Domains of Dasara
Talk by Caleb Simmons
This video examines the activities that take place within the ritual landscape of Mysore’s Dasara, how they demonstrate the multiple identities of the festival, and how those identities are contested and negotiated between the palace and the temple. While not immediately evident to the casual observer, there exists a common practice between the palace, the site of earthly sovereignty, and the temple, the site of metaphysical sovereignty. Through processions, darbars, ayudha puja, jatti kalaga, and banni puja, I highlight the ritual overlap between the royal and goddess domains of Dasara in order to demonstrate the “analogy” between the king and the deity during the festival’s ritual (Simmons 2020, 190; cf. Stein 1984; Dirks 1993, 38–43). By domains of Dasara, I refer to the separate but overlapping ritual apparatuses that take place in the court and in the temple through which divine and royal sovereignty were constituted for the goddess and for the king, respectively.

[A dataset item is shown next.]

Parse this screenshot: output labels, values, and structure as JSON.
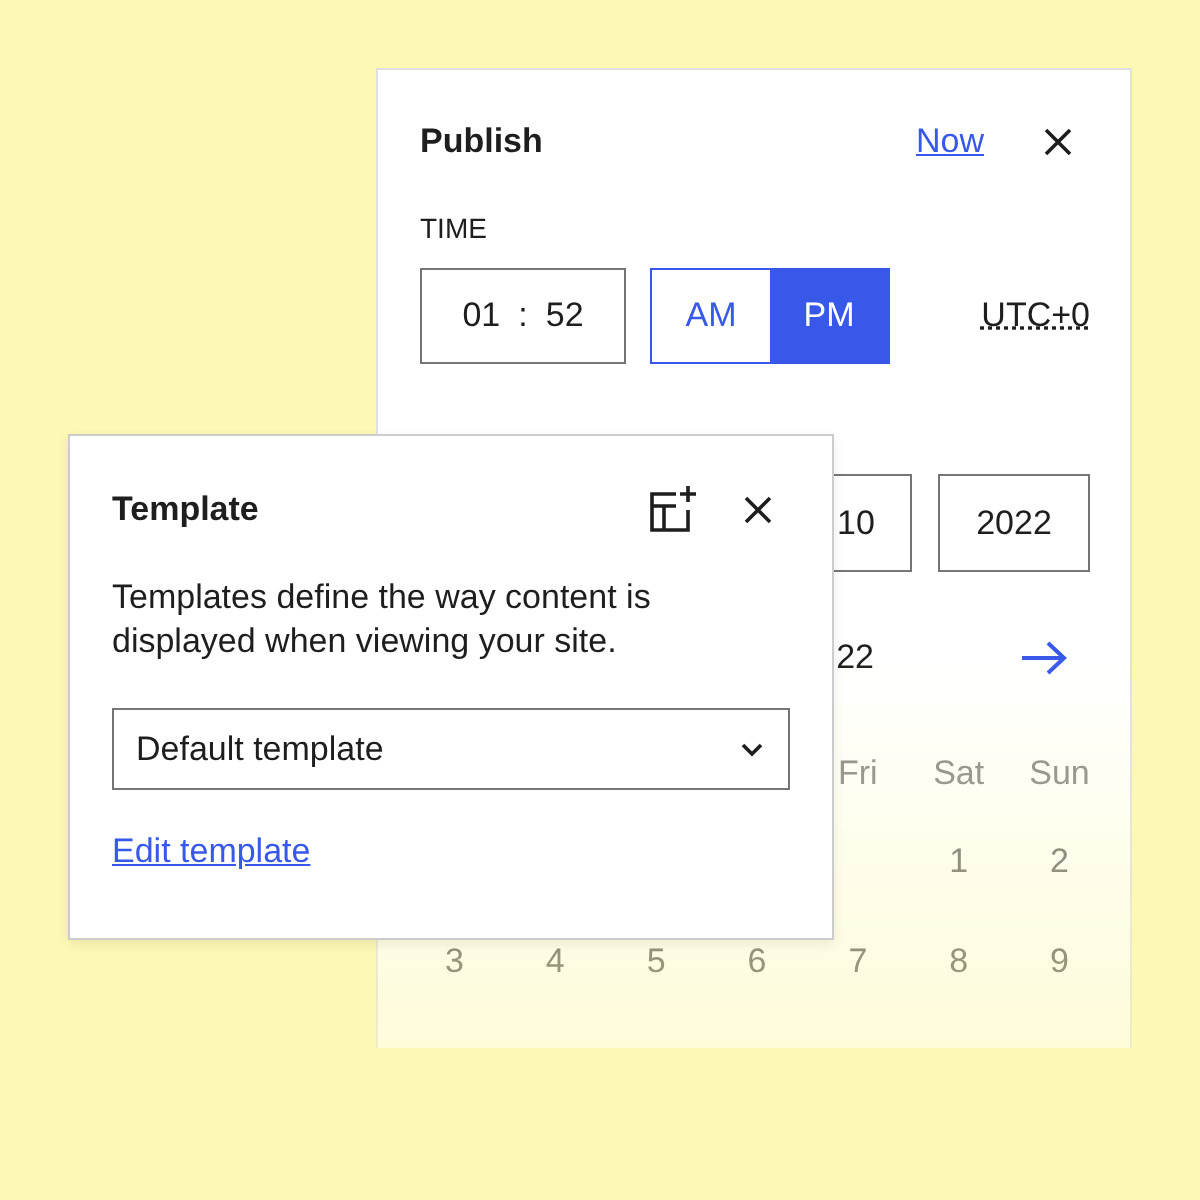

Dr. Caleb Simmons (Ph.D. in Religion, University of Florida) specializes in religion in South Asia, especially Hinduism. His monograph Devotional Sovereignty: Kingship and Religion in India (Oxford University Press, 2020), examines how the late early modern/early colonial court of Mysore reenvisioned notions of kingship, territory, and religion, especially its articulations through devotion. He is currently working on a second monograph Singing the Goddess into Place: Folksongs, Myth, and Situated Knowledge in Mysore, India that examines popular local folksongs that tell the mythology of Mysore’s Chamundeshwari and her consort Nanjundeshwara. He also edited (with Moumita Sen and Hillary Rodrigues) and contributed to Nine Nights of the Goddess: The Navarātri Festival in South Asia (SUNY Press 2018) a collected volume that focuses on various aspects of the important festival of Navaratri.
Please find the talk here.